#### PROVIDED DATA

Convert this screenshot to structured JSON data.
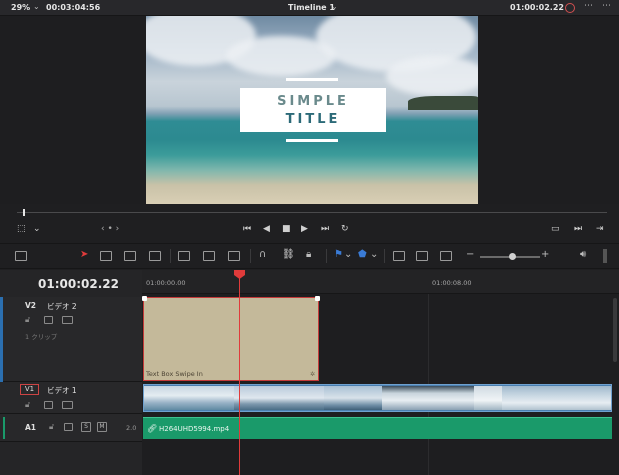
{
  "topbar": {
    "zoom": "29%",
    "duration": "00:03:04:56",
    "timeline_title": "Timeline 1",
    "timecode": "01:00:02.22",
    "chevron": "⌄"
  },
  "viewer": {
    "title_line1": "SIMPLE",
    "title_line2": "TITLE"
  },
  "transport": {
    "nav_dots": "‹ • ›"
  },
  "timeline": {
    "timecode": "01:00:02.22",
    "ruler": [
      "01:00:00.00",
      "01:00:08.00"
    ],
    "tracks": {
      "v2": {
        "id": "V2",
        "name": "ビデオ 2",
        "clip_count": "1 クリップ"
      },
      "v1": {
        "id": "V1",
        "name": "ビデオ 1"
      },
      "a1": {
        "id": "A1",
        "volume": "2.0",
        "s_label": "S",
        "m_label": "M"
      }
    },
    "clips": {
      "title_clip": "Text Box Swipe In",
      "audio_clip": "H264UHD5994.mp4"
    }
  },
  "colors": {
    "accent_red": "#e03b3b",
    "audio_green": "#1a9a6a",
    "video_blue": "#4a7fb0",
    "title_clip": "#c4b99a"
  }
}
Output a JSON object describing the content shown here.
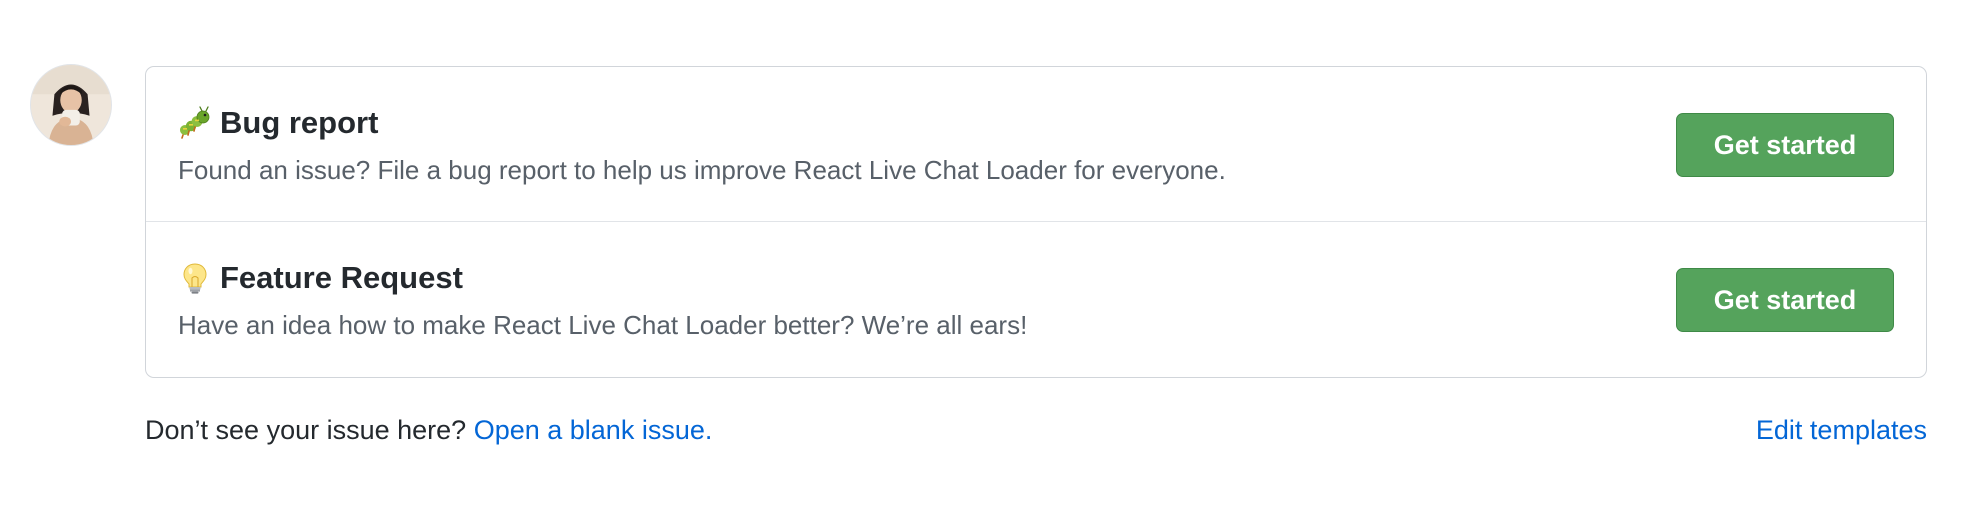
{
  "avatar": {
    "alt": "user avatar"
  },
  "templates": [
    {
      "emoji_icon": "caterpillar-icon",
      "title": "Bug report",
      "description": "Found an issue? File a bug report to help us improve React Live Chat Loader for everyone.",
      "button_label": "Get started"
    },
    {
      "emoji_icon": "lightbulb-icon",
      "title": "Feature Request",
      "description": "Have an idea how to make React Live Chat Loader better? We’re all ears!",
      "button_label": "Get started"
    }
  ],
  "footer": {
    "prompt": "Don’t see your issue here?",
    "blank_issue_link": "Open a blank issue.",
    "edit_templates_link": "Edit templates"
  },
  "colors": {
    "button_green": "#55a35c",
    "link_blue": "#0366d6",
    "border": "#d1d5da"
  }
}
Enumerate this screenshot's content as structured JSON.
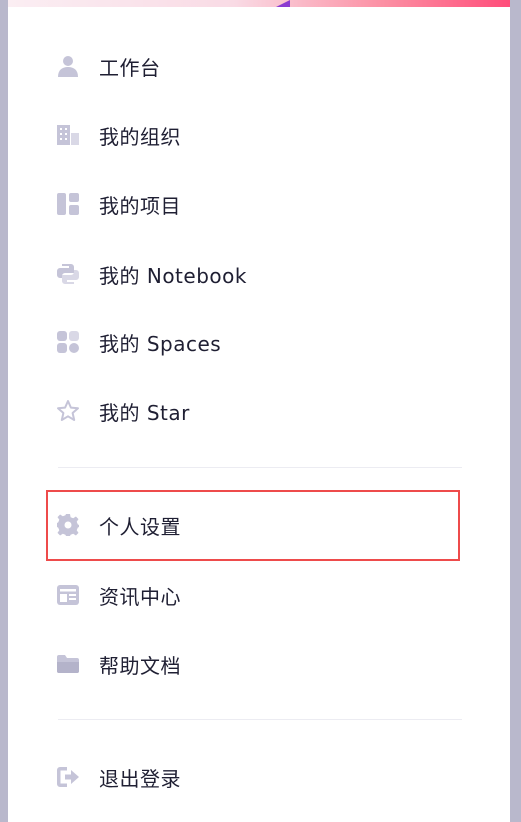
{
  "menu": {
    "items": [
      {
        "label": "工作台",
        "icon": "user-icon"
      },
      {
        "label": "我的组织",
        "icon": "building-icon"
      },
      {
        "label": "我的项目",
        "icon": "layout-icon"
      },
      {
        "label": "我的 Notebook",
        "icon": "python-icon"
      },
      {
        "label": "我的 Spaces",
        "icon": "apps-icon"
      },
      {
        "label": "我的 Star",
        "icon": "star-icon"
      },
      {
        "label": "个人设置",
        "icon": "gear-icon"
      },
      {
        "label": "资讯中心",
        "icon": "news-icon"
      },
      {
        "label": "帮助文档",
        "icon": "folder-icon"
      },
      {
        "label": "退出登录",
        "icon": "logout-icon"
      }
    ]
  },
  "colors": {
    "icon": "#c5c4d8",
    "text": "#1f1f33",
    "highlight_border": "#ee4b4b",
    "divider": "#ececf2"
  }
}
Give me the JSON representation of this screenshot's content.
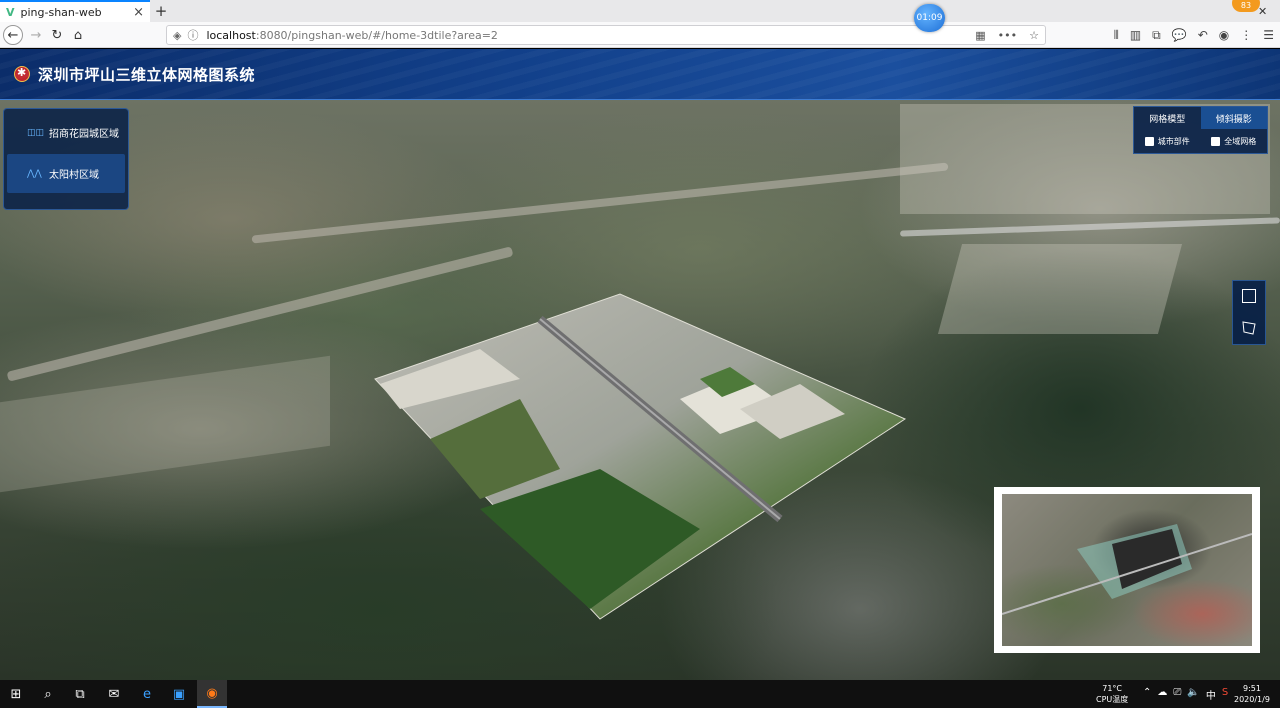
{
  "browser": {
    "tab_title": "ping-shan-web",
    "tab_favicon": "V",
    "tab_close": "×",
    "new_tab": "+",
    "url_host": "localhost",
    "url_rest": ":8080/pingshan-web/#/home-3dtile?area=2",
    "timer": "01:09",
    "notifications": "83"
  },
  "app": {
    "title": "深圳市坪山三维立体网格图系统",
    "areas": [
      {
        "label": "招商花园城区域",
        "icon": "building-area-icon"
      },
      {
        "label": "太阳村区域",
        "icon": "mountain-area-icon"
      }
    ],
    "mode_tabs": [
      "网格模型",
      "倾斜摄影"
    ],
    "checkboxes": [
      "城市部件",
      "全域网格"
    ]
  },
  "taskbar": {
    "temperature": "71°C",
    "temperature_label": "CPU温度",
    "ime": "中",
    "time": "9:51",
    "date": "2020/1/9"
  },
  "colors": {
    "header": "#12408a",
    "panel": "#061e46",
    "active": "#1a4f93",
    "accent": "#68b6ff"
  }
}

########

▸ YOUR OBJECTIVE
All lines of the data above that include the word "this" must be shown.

▸ OUTPUT
Convert this screenshot to structured JSON data.
Enumerate this screenshot's content as structured JSON.
Give me the JSON representation of this screenshot's content.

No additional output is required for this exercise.